woman kneeling and talking to other person in a wheelchair

In our many educational and informational efforts, we often discuss the unique role our court system plays in American life. However, one court we don’t often cover is the Probate Court, despite the integral role it plays. One of the many important functions of the Probate Court is granting guardianship and conservatorship. As a personal injury law firm, we deal often with guardians and conservators as the result of catastrophic accidents and injuries. Recently on Fox 17 “Know the Law“, Grand Rapids car accident attorney, Tom Sinas, explained what guardianship and conservatorship are, as well as how these designations impact personal injury law at large.

Establishing Guardianship and Conservatorship in Michigan

Our Probate Court system does the honorable and important work of establishing guardianship and conservatorship. At one point or another, every family will have to confront issues about the future of their loved ones. For example, new parents must establish preferences for their child’s care as part of an estate planning process. Other families have to contemplate guardianship and conservatorship due to an aging parent, a family member with a debilitating disease or disability, or, in instances of personal injury cases, loved ones who have suffered a catastrophic injury and are no longer able to make medical or financial decisions for themselves. This is where the Probate Court steps in – to help families navigate these complex issues and ensure a loved one’s best interests.

In order to establish guardianship and conservatorship, the probate judge must establish that the person needs that particular service. The judge must then determine who would be the appropriate party to act as either the guardian or conservator or, in some instances, act as both.

What is a Guardian?

A guardian is appointed by the Probate Court to help someone take care of themself. This includes decision-making that protects the person’s basic needs, such as medical decisions.

What is a Conservator?

The Probate Court appoints a conservator to help someone who no longer or never had the ability to take care of their property. This includes financial management.

Guardianship and Conservatorship in Personal Injury Cases

Our firm has helped hundreds of Michigan families navigate the complex world following a serious accident or injury. In the most serious cases, we often work directly with a client’s guardian or conservator. The instance of guardianship and conservatorship in personal injury law happens with more frequency than most people tend to recognize.

One example we commonly run into is when a family member contacts our firm on behalf of their loved one’s inability to do so following their accident or serious injury. Commonly, these cases come in from a loved one after a catastrophic motor vehicle collision, a collision with a semi-truck, a motorcycle crash, or a similar accident, but can vary across a range of personal injury claims. More often than not, the loved one is unable to pursue their own legal claim due to their injuries, and, therefore, a loved one must do so. In these cases, a Probate Court must establish guardianship or conservatorship (often both) to act in the best interest of the injured person.

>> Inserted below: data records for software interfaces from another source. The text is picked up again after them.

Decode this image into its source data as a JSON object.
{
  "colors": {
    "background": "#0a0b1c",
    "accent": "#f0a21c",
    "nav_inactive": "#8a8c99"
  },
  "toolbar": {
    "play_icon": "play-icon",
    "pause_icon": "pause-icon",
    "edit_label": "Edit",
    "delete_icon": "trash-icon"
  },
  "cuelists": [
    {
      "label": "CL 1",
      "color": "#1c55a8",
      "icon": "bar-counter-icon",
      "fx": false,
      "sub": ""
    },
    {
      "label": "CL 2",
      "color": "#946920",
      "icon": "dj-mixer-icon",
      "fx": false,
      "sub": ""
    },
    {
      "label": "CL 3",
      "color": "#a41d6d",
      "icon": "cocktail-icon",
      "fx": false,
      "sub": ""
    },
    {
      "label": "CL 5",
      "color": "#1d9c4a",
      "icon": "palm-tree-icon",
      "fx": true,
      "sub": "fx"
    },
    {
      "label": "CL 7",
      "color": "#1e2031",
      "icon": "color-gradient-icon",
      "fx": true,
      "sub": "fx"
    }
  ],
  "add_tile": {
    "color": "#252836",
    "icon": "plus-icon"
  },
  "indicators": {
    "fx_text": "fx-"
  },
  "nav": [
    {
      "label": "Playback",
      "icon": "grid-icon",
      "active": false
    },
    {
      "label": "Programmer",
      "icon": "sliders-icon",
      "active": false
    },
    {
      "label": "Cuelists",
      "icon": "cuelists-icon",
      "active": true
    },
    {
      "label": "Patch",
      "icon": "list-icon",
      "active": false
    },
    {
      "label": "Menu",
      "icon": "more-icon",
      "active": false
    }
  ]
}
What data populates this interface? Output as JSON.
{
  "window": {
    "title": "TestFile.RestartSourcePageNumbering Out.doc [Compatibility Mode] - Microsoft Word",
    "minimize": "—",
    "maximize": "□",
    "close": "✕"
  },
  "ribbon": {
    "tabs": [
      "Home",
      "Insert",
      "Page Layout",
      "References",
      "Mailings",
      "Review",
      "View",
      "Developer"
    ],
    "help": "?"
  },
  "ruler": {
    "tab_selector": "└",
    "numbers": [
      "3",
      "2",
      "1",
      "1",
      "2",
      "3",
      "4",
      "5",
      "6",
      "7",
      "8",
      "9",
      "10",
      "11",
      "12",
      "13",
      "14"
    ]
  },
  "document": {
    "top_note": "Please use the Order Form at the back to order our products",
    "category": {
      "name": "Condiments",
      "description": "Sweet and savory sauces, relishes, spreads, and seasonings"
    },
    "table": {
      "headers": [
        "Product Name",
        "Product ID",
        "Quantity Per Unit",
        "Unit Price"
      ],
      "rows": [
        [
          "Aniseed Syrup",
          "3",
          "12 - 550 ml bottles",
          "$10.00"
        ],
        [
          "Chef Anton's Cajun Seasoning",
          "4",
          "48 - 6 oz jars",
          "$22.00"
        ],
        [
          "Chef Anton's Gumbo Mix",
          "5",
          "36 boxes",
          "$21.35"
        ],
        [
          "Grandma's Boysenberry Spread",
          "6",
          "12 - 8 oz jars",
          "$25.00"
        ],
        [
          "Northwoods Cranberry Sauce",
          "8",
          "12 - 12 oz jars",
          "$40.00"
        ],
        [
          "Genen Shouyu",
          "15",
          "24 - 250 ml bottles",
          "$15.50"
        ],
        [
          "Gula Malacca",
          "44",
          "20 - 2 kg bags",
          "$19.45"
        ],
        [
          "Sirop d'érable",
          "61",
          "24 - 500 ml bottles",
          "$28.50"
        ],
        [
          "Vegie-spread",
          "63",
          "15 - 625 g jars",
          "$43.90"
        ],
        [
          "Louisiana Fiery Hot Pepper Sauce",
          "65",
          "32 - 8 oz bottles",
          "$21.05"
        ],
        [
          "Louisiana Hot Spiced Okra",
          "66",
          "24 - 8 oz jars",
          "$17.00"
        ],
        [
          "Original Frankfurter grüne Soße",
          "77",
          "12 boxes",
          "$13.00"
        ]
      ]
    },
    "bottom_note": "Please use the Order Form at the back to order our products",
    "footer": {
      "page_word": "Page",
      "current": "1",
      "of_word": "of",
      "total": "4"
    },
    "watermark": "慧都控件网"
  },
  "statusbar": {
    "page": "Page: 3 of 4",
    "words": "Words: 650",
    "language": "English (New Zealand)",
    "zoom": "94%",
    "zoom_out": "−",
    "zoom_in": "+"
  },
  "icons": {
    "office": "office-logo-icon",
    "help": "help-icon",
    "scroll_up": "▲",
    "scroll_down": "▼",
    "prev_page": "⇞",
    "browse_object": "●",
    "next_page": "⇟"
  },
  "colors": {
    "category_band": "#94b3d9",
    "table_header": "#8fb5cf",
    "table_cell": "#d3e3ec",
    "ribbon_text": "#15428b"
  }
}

Conservators in personal injury cases are often appointment to manage any assets flowing from a personal injury case – most often in the form of a settlement. Oftentimes, in cases involving minors, conservatorship must be established. Minors rarely receive a lump sum personal injury settlement. Instead, conservators most often manage these settlements on the minor’s behalf and in their best interest. The same is also true with injured parties that are not minors but, because of their injuries, can no longer handle the assets from their personal injury claim.

Attorney Tom Sinas‘ “Know the Law” segment on guardians and conservators in personal injury cases can be found below.